**Data for review**
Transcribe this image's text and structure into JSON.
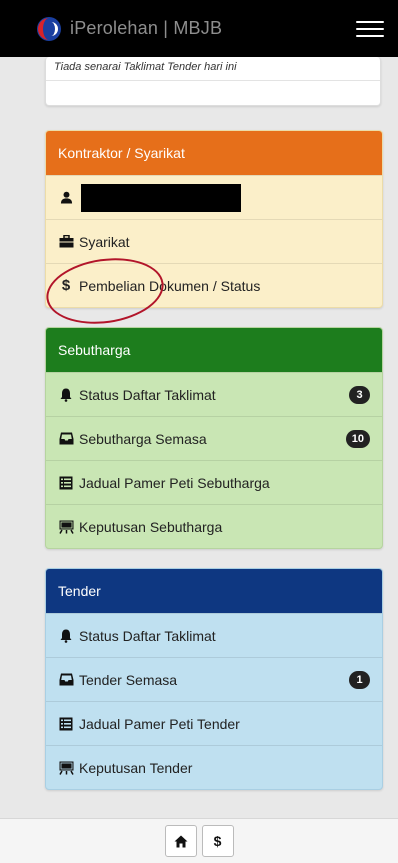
{
  "header": {
    "brand": "iPerolehan | MBJB",
    "logo_icon": "mbjb-logo-icon",
    "menu_icon": "hamburger-icon"
  },
  "top_panel": {
    "note": "Tiada senarai Taklimat Tender hari ini"
  },
  "kontraktor": {
    "heading": "Kontraktor / Syarikat",
    "color": "#e66f1a",
    "items": [
      {
        "label": "",
        "icon": "user-icon"
      },
      {
        "label": "Syarikat",
        "icon": "briefcase-icon"
      },
      {
        "label": "Pembelian Dokumen / Status",
        "icon": "dollar-icon",
        "icon_text": "$"
      }
    ]
  },
  "sebutharga": {
    "heading": "Sebutharga",
    "color": "#1d7d1d",
    "items": [
      {
        "label": "Status Daftar Taklimat",
        "icon": "bell-icon",
        "badge": "3"
      },
      {
        "label": "Sebutharga Semasa",
        "icon": "inbox-icon",
        "badge": "10"
      },
      {
        "label": "Jadual Pamer Peti Sebutharga",
        "icon": "list-alt-icon"
      },
      {
        "label": "Keputusan Sebutharga",
        "icon": "blackboard-icon"
      }
    ]
  },
  "tender": {
    "heading": "Tender",
    "color": "#0e3781",
    "items": [
      {
        "label": "Status Daftar Taklimat",
        "icon": "bell-icon"
      },
      {
        "label": "Tender Semasa",
        "icon": "inbox-icon",
        "badge": "1"
      },
      {
        "label": "Jadual Pamer Peti Tender",
        "icon": "list-alt-icon"
      },
      {
        "label": "Keputusan Tender",
        "icon": "blackboard-icon"
      }
    ]
  },
  "footer": {
    "home_icon": "home-icon",
    "dollar_label": "$"
  }
}
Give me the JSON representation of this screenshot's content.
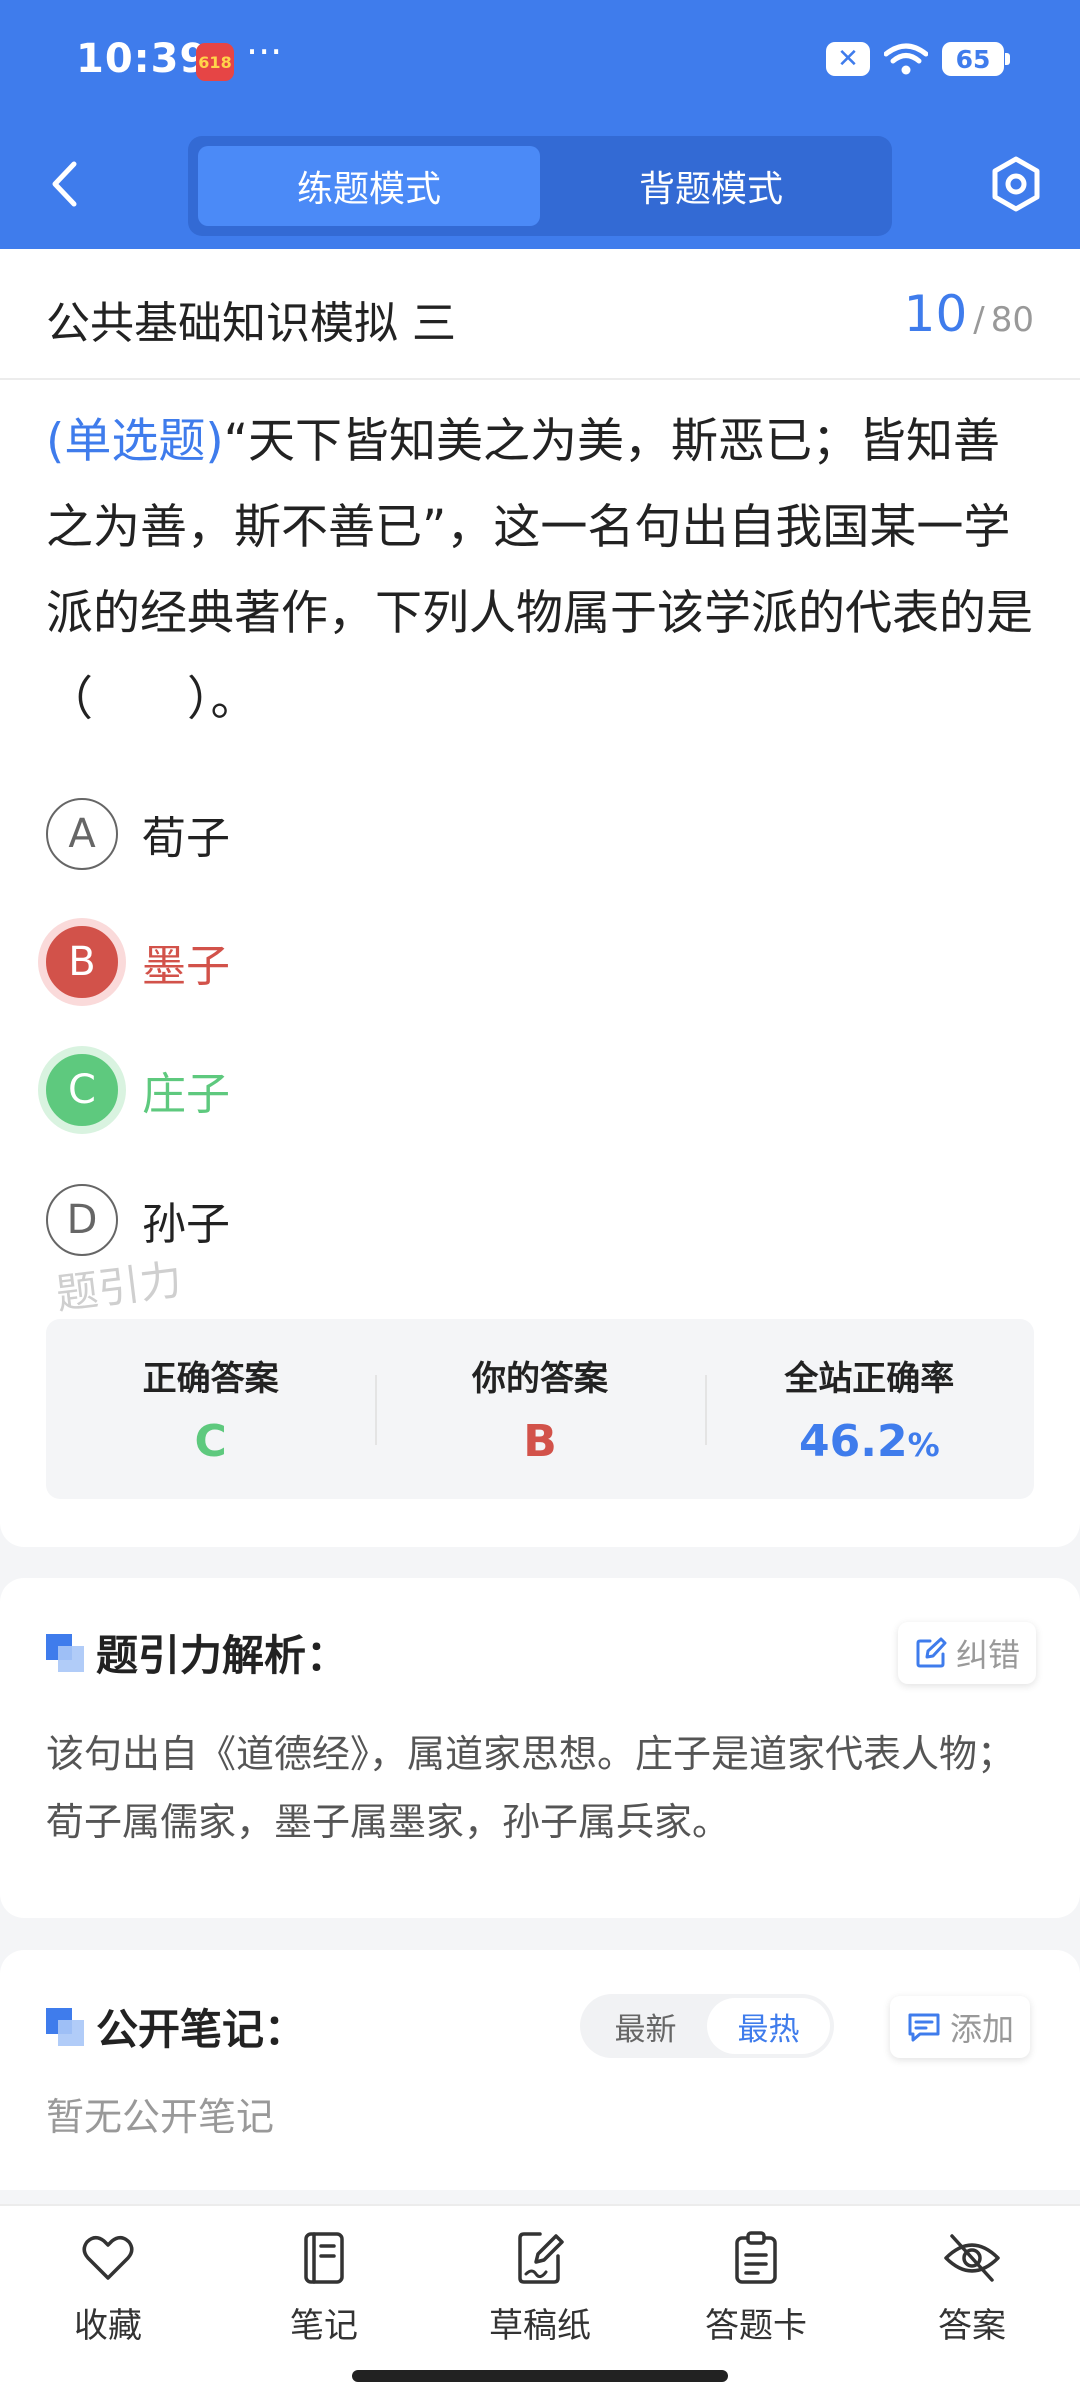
{
  "status": {
    "time": "10:39",
    "app_badge": "618",
    "dots": "···",
    "battery": "65"
  },
  "header": {
    "modes": [
      "练题模式",
      "背题模式"
    ],
    "active_mode": "练题模式"
  },
  "paper": {
    "title": "公共基础知识模拟 三",
    "current": "10",
    "separator": "/",
    "total": "80"
  },
  "question": {
    "type": "(单选题)",
    "text": "“天下皆知美之为美，斯恶已；皆知善之为善，斯不善已”，这一名句出自我国某一学派的经典著作，下列人物属于该学派的代表的是（　　）。"
  },
  "options": [
    {
      "letter": "A",
      "text": "荀子",
      "state": "normal"
    },
    {
      "letter": "B",
      "text": "墨子",
      "state": "wrong"
    },
    {
      "letter": "C",
      "text": "庄子",
      "state": "correct"
    },
    {
      "letter": "D",
      "text": "孙子",
      "state": "normal"
    }
  ],
  "watermark": "题引力",
  "answer_summary": {
    "correct_label": "正确答案",
    "correct_value": "C",
    "yours_label": "你的答案",
    "yours_value": "B",
    "rate_label": "全站正确率",
    "rate_value": "46.2",
    "rate_unit": "%"
  },
  "analysis": {
    "title": "题引力解析：",
    "report_label": "纠错",
    "text": "该句出自《道德经》，属道家思想。庄子是道家代表人物；荀子属儒家，墨子属墨家，孙子属兵家。"
  },
  "notes": {
    "title": "公开笔记：",
    "sort_options": [
      "最新",
      "最热"
    ],
    "active_sort": "最热",
    "add_label": "添加",
    "empty_text": "暂无公开笔记"
  },
  "bottom_nav": [
    {
      "label": "收藏",
      "icon": "heart-icon"
    },
    {
      "label": "笔记",
      "icon": "notebook-icon"
    },
    {
      "label": "草稿纸",
      "icon": "draft-paper-icon"
    },
    {
      "label": "答题卡",
      "icon": "answer-sheet-icon"
    },
    {
      "label": "答案",
      "icon": "eye-off-icon"
    }
  ],
  "colors": {
    "primary": "#3f7cec",
    "correct": "#5ec97e",
    "wrong": "#d2524a"
  }
}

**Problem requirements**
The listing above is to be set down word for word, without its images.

**Answer to this task**
Transcribe this image's text and structure into JSON.
{
  "header": {
    "brand": "iPerolehan | MBJB",
    "logo_icon": "mbjb-logo-icon",
    "menu_icon": "hamburger-icon"
  },
  "top_panel": {
    "note": "Tiada senarai Taklimat Tender hari ini"
  },
  "kontraktor": {
    "heading": "Kontraktor / Syarikat",
    "color": "#e66f1a",
    "items": [
      {
        "label": "",
        "icon": "user-icon"
      },
      {
        "label": "Syarikat",
        "icon": "briefcase-icon"
      },
      {
        "label": "Pembelian Dokumen / Status",
        "icon": "dollar-icon",
        "icon_text": "$"
      }
    ]
  },
  "sebutharga": {
    "heading": "Sebutharga",
    "color": "#1d7d1d",
    "items": [
      {
        "label": "Status Daftar Taklimat",
        "icon": "bell-icon",
        "badge": "3"
      },
      {
        "label": "Sebutharga Semasa",
        "icon": "inbox-icon",
        "badge": "10"
      },
      {
        "label": "Jadual Pamer Peti Sebutharga",
        "icon": "list-alt-icon"
      },
      {
        "label": "Keputusan Sebutharga",
        "icon": "blackboard-icon"
      }
    ]
  },
  "tender": {
    "heading": "Tender",
    "color": "#0e3781",
    "items": [
      {
        "label": "Status Daftar Taklimat",
        "icon": "bell-icon"
      },
      {
        "label": "Tender Semasa",
        "icon": "inbox-icon",
        "badge": "1"
      },
      {
        "label": "Jadual Pamer Peti Tender",
        "icon": "list-alt-icon"
      },
      {
        "label": "Keputusan Tender",
        "icon": "blackboard-icon"
      }
    ]
  },
  "footer": {
    "home_icon": "home-icon",
    "dollar_label": "$"
  }
}
Give me the JSON representation of this screenshot's content.
{
  "status": {
    "time": "10:39",
    "app_badge": "618",
    "dots": "···",
    "battery": "65"
  },
  "header": {
    "modes": [
      "练题模式",
      "背题模式"
    ],
    "active_mode": "练题模式"
  },
  "paper": {
    "title": "公共基础知识模拟 三",
    "current": "10",
    "separator": "/",
    "total": "80"
  },
  "question": {
    "type": "(单选题)",
    "text": "“天下皆知美之为美，斯恶已；皆知善之为善，斯不善已”，这一名句出自我国某一学派的经典著作，下列人物属于该学派的代表的是（　　）。"
  },
  "options": [
    {
      "letter": "A",
      "text": "荀子",
      "state": "normal"
    },
    {
      "letter": "B",
      "text": "墨子",
      "state": "wrong"
    },
    {
      "letter": "C",
      "text": "庄子",
      "state": "correct"
    },
    {
      "letter": "D",
      "text": "孙子",
      "state": "normal"
    }
  ],
  "watermark": "题引力",
  "answer_summary": {
    "correct_label": "正确答案",
    "correct_value": "C",
    "yours_label": "你的答案",
    "yours_value": "B",
    "rate_label": "全站正确率",
    "rate_value": "46.2",
    "rate_unit": "%"
  },
  "analysis": {
    "title": "题引力解析：",
    "report_label": "纠错",
    "text": "该句出自《道德经》，属道家思想。庄子是道家代表人物；荀子属儒家，墨子属墨家，孙子属兵家。"
  },
  "notes": {
    "title": "公开笔记：",
    "sort_options": [
      "最新",
      "最热"
    ],
    "active_sort": "最热",
    "add_label": "添加",
    "empty_text": "暂无公开笔记"
  },
  "bottom_nav": [
    {
      "label": "收藏",
      "icon": "heart-icon"
    },
    {
      "label": "笔记",
      "icon": "notebook-icon"
    },
    {
      "label": "草稿纸",
      "icon": "draft-paper-icon"
    },
    {
      "label": "答题卡",
      "icon": "answer-sheet-icon"
    },
    {
      "label": "答案",
      "icon": "eye-off-icon"
    }
  ],
  "colors": {
    "primary": "#3f7cec",
    "correct": "#5ec97e",
    "wrong": "#d2524a"
  }
}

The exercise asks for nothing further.